A stunning discovery at Bonhams turns out to be a gift passed between two of the most important statesmen of the late Qing Dynasty, who attempted to modernise China and represented the Qing Dynasty in diplomatic negotiations with Western powers.
A magnificent and important pale green jade mountain, dating from the 18th century, and dedicated by Li Hong Zhang to Prince Gong will be the highlight of Bonhams next Chinese Art Sale on May 17th in New Bond Street, London.
Estimated to sell for £400,000 to £600,000, the large jade boulder is carved as a mountain peak in high relief with four sages and an attendant on a narrow ledge above a stream, amidst a mountainous landscape with pine and wutong trees. The reverse side is carved with bare rocky cliffs and pine trees, with a nine character inscription incised on an overhanging precipice with traces of gilt, reading: Jin Feng Gong Qing Wang Chen Li Hong Zhang (Humbly Presented [to] Prince Gong [by] Minister Li Hong Zhang). It comes with its original 19th century carved wooden stand. The artwork stands 14 1/2in (37cm) wide and 7in (18cm) high.
The history of this rare royal gift can be first dated to ownership by: Li Hong Zhang, GCVO (1823-1901), Premier of the Viceroyalty of Zhili, a leading statesman during the late Qing Dynasty who gifted it to Prince Gong, Yixin (1833-1898), formally known as Prince of the First Rank, the sixth son of the Daoguang Emperor (reigned 1821-1850) and half brother of the Xianfeng Emperor (reigned 1850-1861), who served as Prince-Regent during the Tongzhi Emperor's reign (1861-1875). The carving was then passed on by descent to his grandson, Prince Gong.
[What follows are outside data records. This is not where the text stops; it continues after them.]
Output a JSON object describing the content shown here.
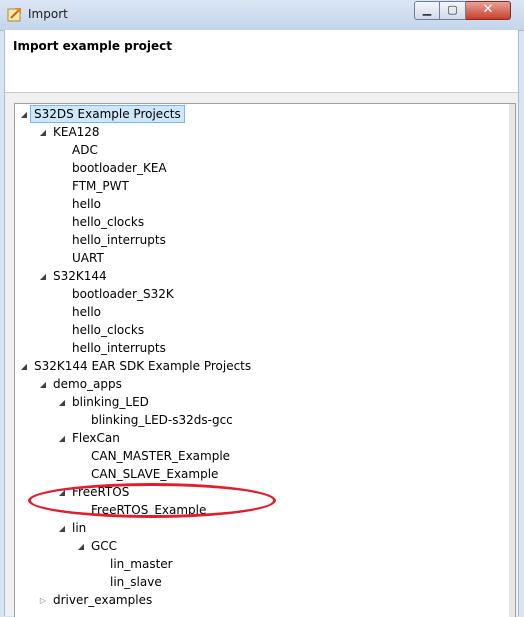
{
  "window": {
    "title": "Import"
  },
  "window_buttons": {
    "minimize": "▁",
    "maximize": "▢",
    "close": "✕"
  },
  "header": {
    "title": "Import example project"
  },
  "tree": {
    "items": [
      {
        "label": "S32DS Example Projects",
        "level": 0,
        "state": "expanded",
        "selected": true
      },
      {
        "label": "KEA128",
        "level": 1,
        "state": "expanded"
      },
      {
        "label": "ADC",
        "level": 2,
        "state": "leaf"
      },
      {
        "label": "bootloader_KEA",
        "level": 2,
        "state": "leaf"
      },
      {
        "label": "FTM_PWT",
        "level": 2,
        "state": "leaf"
      },
      {
        "label": "hello",
        "level": 2,
        "state": "leaf"
      },
      {
        "label": "hello_clocks",
        "level": 2,
        "state": "leaf"
      },
      {
        "label": "hello_interrupts",
        "level": 2,
        "state": "leaf"
      },
      {
        "label": "UART",
        "level": 2,
        "state": "leaf"
      },
      {
        "label": "S32K144",
        "level": 1,
        "state": "expanded"
      },
      {
        "label": "bootloader_S32K",
        "level": 2,
        "state": "leaf"
      },
      {
        "label": "hello",
        "level": 2,
        "state": "leaf"
      },
      {
        "label": "hello_clocks",
        "level": 2,
        "state": "leaf"
      },
      {
        "label": "hello_interrupts",
        "level": 2,
        "state": "leaf"
      },
      {
        "label": "S32K144 EAR SDK Example Projects",
        "level": 0,
        "state": "expanded"
      },
      {
        "label": "demo_apps",
        "level": 1,
        "state": "expanded"
      },
      {
        "label": "blinking_LED",
        "level": 2,
        "state": "expanded"
      },
      {
        "label": "blinking_LED-s32ds-gcc",
        "level": 3,
        "state": "leaf"
      },
      {
        "label": "FlexCan",
        "level": 2,
        "state": "expanded"
      },
      {
        "label": "CAN_MASTER_Example",
        "level": 3,
        "state": "leaf"
      },
      {
        "label": "CAN_SLAVE_Example",
        "level": 3,
        "state": "leaf"
      },
      {
        "label": "FreeRTOS",
        "level": 2,
        "state": "expanded"
      },
      {
        "label": "FreeRTOS_Example",
        "level": 3,
        "state": "leaf"
      },
      {
        "label": "lin",
        "level": 2,
        "state": "expanded"
      },
      {
        "label": "GCC",
        "level": 3,
        "state": "expanded"
      },
      {
        "label": "lin_master",
        "level": 4,
        "state": "leaf"
      },
      {
        "label": "lin_slave",
        "level": 4,
        "state": "leaf"
      },
      {
        "label": "driver_examples",
        "level": 1,
        "state": "collapsed"
      }
    ]
  },
  "colors": {
    "highlight_ellipse": "#e01e2e",
    "selection": "#cde8fb"
  }
}
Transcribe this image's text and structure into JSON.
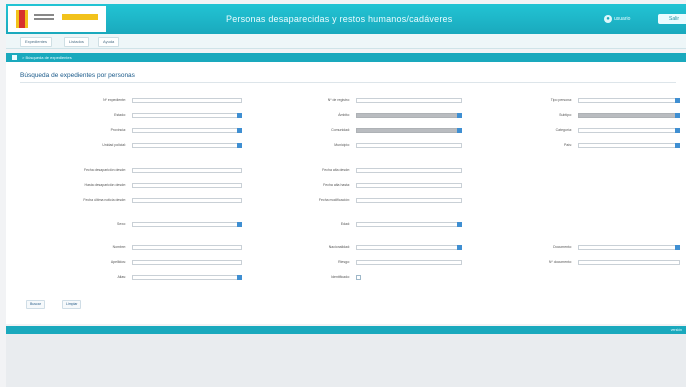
{
  "header": {
    "app_title": "Personas desaparecidas y restos humanos/cadáveres",
    "user_name": "usuario",
    "logout_label": "Salir"
  },
  "menu": {
    "items": [
      "Expedientes",
      "Listados",
      "Ayuda"
    ]
  },
  "breadcrumb": {
    "text": "> Búsqueda de expedientes"
  },
  "page": {
    "title": "Búsqueda de expedientes por personas"
  },
  "form": {
    "col1": {
      "numero_expediente": "Nº expediente:",
      "estado": "Estado:",
      "provincia": "Provincia:",
      "unidad": "Unidad policial:",
      "fecha_desde": "Fecha desaparición desde:",
      "fecha_hasta": "Hasta desaparición desde:",
      "fecha_ult": "Fecha última noticia desde:",
      "sexo": "Sexo:",
      "nombre": "Nombre:",
      "apellidos": "Apellidos:",
      "alias": "Alias:"
    },
    "col2": {
      "tipo": "Nº de registro:",
      "ambito": "Ámbito:",
      "comunidad": "Comunidad:",
      "municipio": "Municipio:",
      "fecha_alta_desde": "Fecha alta desde:",
      "fecha_alta_hasta": "Fecha alta hasta:",
      "fecha_mod": "Fecha modificación:",
      "edad": "Edad:",
      "nacionalidad": "Nacionalidad:",
      "riesgo": "Riesgo:",
      "identificado": "Identificado:"
    },
    "col3": {
      "tipo_persona": "Tipo persona:",
      "subtipo": "Subtipo:",
      "categoria": "Categoría:",
      "pais": "País:",
      "documento": "Documento:",
      "numero_doc": "Nº documento:"
    }
  },
  "buttons": {
    "search": "Buscar",
    "clear": "Limpiar"
  },
  "footer": {
    "text": "versión"
  }
}
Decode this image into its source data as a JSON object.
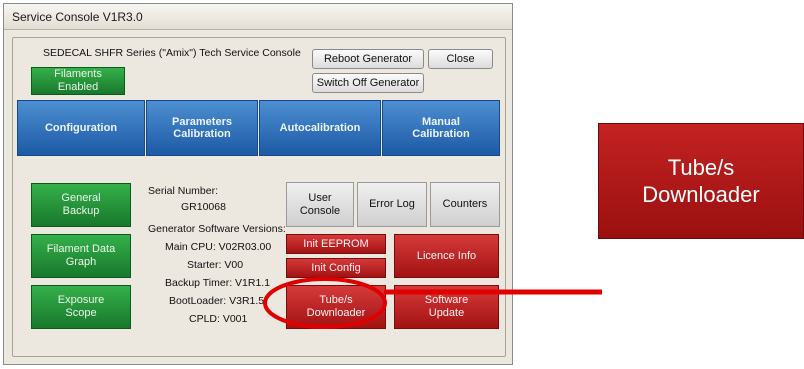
{
  "window": {
    "title": "Service Console V1R3.0",
    "heading": "SEDECAL SHFR Series (\"Amix\") Tech Service Console"
  },
  "top_buttons": {
    "filaments": "Filaments\nEnabled",
    "reboot": "Reboot Generator",
    "close": "Close",
    "switch_off": "Switch Off Generator"
  },
  "tabs": [
    {
      "label": "Configuration"
    },
    {
      "label": "Parameters\nCalibration"
    },
    {
      "label": "Autocalibration"
    },
    {
      "label": "Manual\nCalibration"
    }
  ],
  "left_buttons": {
    "general_backup": "General\nBackup",
    "filament_data_graph": "Filament Data\nGraph",
    "exposure_scope": "Exposure\nScope"
  },
  "info": {
    "serial_label": "Serial Number:",
    "serial_value": "GR10068",
    "versions_label": "Generator Software Versions:",
    "main_cpu": "Main CPU: V02R03.00",
    "starter": "Starter: V00",
    "backup_timer": "Backup Timer: V1R1.1",
    "bootloader": "BootLoader: V3R1.5",
    "cpld": "CPLD: V001"
  },
  "right_buttons": {
    "user_console": "User\nConsole",
    "error_log": "Error Log",
    "counters": "Counters",
    "init_eeprom": "Init EEPROM",
    "init_config": "Init Config",
    "licence_info": "Licence Info",
    "tube_downloader": "Tube/s\nDownloader",
    "software_update": "Software\nUpdate"
  },
  "zoom_callout": {
    "label": "Tube/s\nDownloader"
  },
  "colors": {
    "highlight_red": "#e00000",
    "green_button": "#239a3a",
    "blue_tab": "#2f6fba",
    "red_button": "#b81d1d"
  }
}
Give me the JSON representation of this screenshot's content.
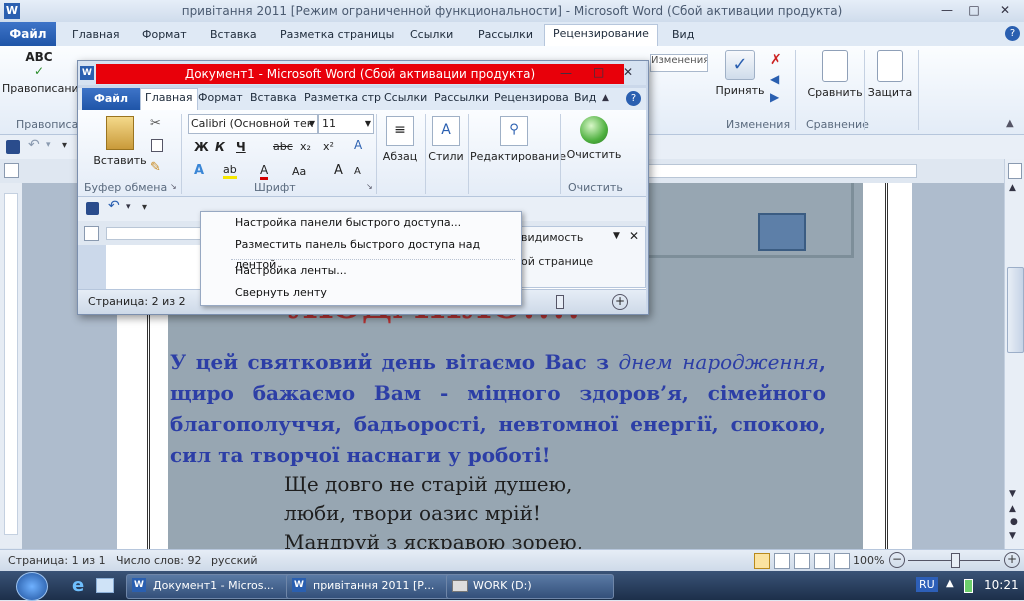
{
  "main_window": {
    "title": "привітання 2011 [Режим ограниченной функциональности]  -  Microsoft Word (Сбой активации продукта)",
    "tabs": [
      "Главная",
      "Формат",
      "Вставка",
      "Разметка страницы",
      "Ссылки",
      "Рассылки",
      "Рецензирование",
      "Вид"
    ],
    "file_tab": "Файл",
    "active_tab": "Рецензирование",
    "ribbon": {
      "spelling": "Правописание",
      "spelling_group": "Правописа",
      "accept": "Принять",
      "compare": "Сравнить",
      "protect": "Защита",
      "changes_group": "Изменения",
      "compare_group": "Сравнение",
      "combo_text": "Изменения с показом исправления"
    }
  },
  "document": {
    "heading_fragment": "ЛЮДМИЛО!!!!",
    "paragraph_line1": "У цей святковий день вітаємо Вас з",
    "paragraph_italic1": "днем",
    "paragraph_italic2": "народження",
    "paragraph_line2": ", щиро бажаємо Вам - міцного здоров’я,",
    "paragraph_line3": "сімейного благополуччя, бадьорості, невтомної енергії,",
    "paragraph_line4": "спокою, сил та творчої наснаги у роботі!",
    "poem_line1": "Ще довго не старій душею,",
    "poem_line2": "люби, твори оазис мрій!",
    "poem_line3": "Мандруй з яскравою зорею,"
  },
  "status_bar": {
    "page": "Страница: 1 из 1",
    "words": "Число слов: 92",
    "language": "русский",
    "zoom": "100%"
  },
  "second_window": {
    "title": "Документ1  -  Microsoft Word (Сбой активации продукта)",
    "file_tab": "Файл",
    "tabs": [
      "Главная",
      "Формат",
      "Вставка",
      "Разметка стр",
      "Ссылки",
      "Рассылки",
      "Рецензирова",
      "Вид"
    ],
    "font_name": "Calibri (Основной тек",
    "font_size": "11",
    "paste": "Вставить",
    "paragraph": "Абзац",
    "styles": "Стили",
    "editing": "Редактирование",
    "clear": "Очистить",
    "clipboard_group": "Буфер обмена",
    "font_group": "Шрифт",
    "clear_group": "Очистить",
    "bold": "Ж",
    "italic": "К",
    "underline": "Ч",
    "strikethrough": "abc",
    "subscript": "x₂",
    "superscript": "x²",
    "change_case": "Aa",
    "grow_font": "A",
    "shrink_font": "A",
    "status_page": "Страница: 2 из 2",
    "panel_title_fragment": "видимость",
    "panel_text_fragment": "ой странице"
  },
  "context_menu": {
    "items": [
      "Настройка панели быстрого доступа...",
      "Разместить панель быстрого доступа над лентой",
      "Настройка ленты...",
      "Свернуть ленту"
    ]
  },
  "taskbar": {
    "items": [
      "Документ1 - Micros...",
      "привітання 2011 [Р...",
      "WORK (D:)"
    ],
    "language": "RU",
    "clock": "10:21"
  },
  "colors": {
    "accent_red": "#e8000a",
    "file_tab_blue": "#2a5fb0",
    "doc_text_blue": "#2c3ea6",
    "heading_red": "#b73333"
  }
}
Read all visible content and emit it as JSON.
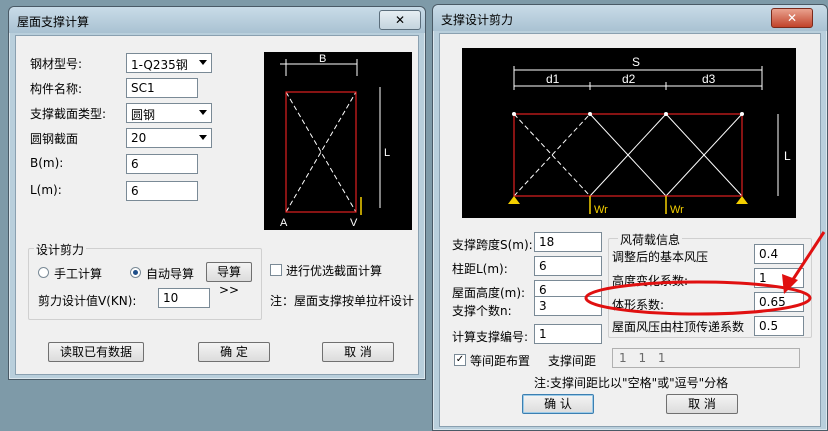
{
  "win1": {
    "title": "屋面支撑计算",
    "close": "✕",
    "steel_label": "钢材型号:",
    "steel_value": "1-Q235钢",
    "name_label": "构件名称:",
    "name_value": "SC1",
    "section_type_label": "支撑截面类型:",
    "section_type_value": "圆钢",
    "round_label": "圆钢截面",
    "round_value": "20",
    "b_label": "B(m):",
    "b_value": "6",
    "l_label": "L(m):",
    "l_value": "6",
    "diagram": {
      "B": "B",
      "L": "L",
      "A": "A",
      "V": "V"
    },
    "shear_group": "设计剪力",
    "manual": "手工计算",
    "auto": "自动导算",
    "calc_btn": "导算>>",
    "shear_label": "剪力设计值V(KN):",
    "shear_value": "10",
    "opt_check": "进行优选截面计算",
    "note": "注：屋面支撑按单拉杆设计",
    "read_btn": "读取已有数据",
    "ok_btn": "确 定",
    "cancel_btn": "取 消"
  },
  "win2": {
    "title": "支撑设计剪力",
    "close": "✕",
    "diagram": {
      "S": "S",
      "d1": "d1",
      "d2": "d2",
      "d3": "d3",
      "L": "L",
      "Wr1": "Wr",
      "Wr2": "Wr"
    },
    "span_label": "支撑跨度S(m):",
    "span_value": "18",
    "col_label": "柱距L(m):",
    "col_value": "6",
    "roof_label": "屋面高度(m):",
    "roof_value": "6",
    "count_label": "支撑个数n:",
    "count_value": "3",
    "num_label": "计算支撑编号:",
    "num_value": "1",
    "wind_group": "风荷载信息",
    "pressure_label": "调整后的基本风压",
    "pressure_value": "0.4",
    "height_label": "高度变化系数:",
    "height_value": "1",
    "shape_label": "体形系数:",
    "shape_value": "0.65",
    "hidden_label": "屋面风压由柱顶传递系数",
    "hidden_value": "0.5",
    "equal_check": "等间距布置",
    "spacing_label": "支撑间距",
    "spacing_value": "1 1 1",
    "note": "注:支撑间距比以\"空格\"或\"逗号\"分格",
    "ok_btn": "确 认",
    "cancel_btn": "取 消"
  },
  "colors": {
    "red": "#e02020",
    "annotation": "#e01010"
  }
}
When next heard of it was owned by the renowned Japanese dealers Yamanka & Co., who offered it for sale through the American Art Galleries, New York, on 22 February 1913, as lot 252 in The Remarkable Collection of the Imperial Prince Kung of China. It was subsequently sold at auction in London on 27th May 1963 to an English private collection of important jade carvings, and thence by descent to the current owner.
Asaph Hyman, Director of Bonhams Chinese Art Department, says: "We are delighted to have discovered this historically important work of art, presented by the leading statesman Li Hong Zhang to Prince Gong. This exceptional jade carving not only embodies the superb craftsmanship of the jade carvers of the 18th century, but is a unique representation of the relationship between two of the most important statesmen of the late Qing Dynasty, who attempted to modernise China and represented the Qing Dynasty in diplomatic negotiations with Western powers. The jade mountain was previously treasured in the Prince Gong Palace in Beijing until it was sold by his grandson. It has been cherished by two generations since it was last acquired in 1963."
NOTES FOR EDITORS
Bonhams, founded in 1793, is one of the world's largest auctioneers of fine art and antiques. The present company was formed by the merger in November 2001 of Bonhams & Brooks and Phillips Son & Neale. In August 2002, the company acquired Butterfields, the principal firm of auctioneers on the West Coast of America. Today, Bonhams offers more sales than any of its rivals, through two major salerooms in London: New Bond Street and Knightsbridge; and a further three in the UK regions and Scotland. Sales are also held in San Francisco, Los Angeles, Carmel, New York and Connecticut in the USA; and Germany, France, Monaco, Hong Kong and Australia. Bonhams has a worldwide network of offices and regional representatives in 25 countries offering sales advice and valuation services in 60 specialist areas. For a full listing of upcoming sales, plus details of Bonhams specialist departments go to www.bonhams.com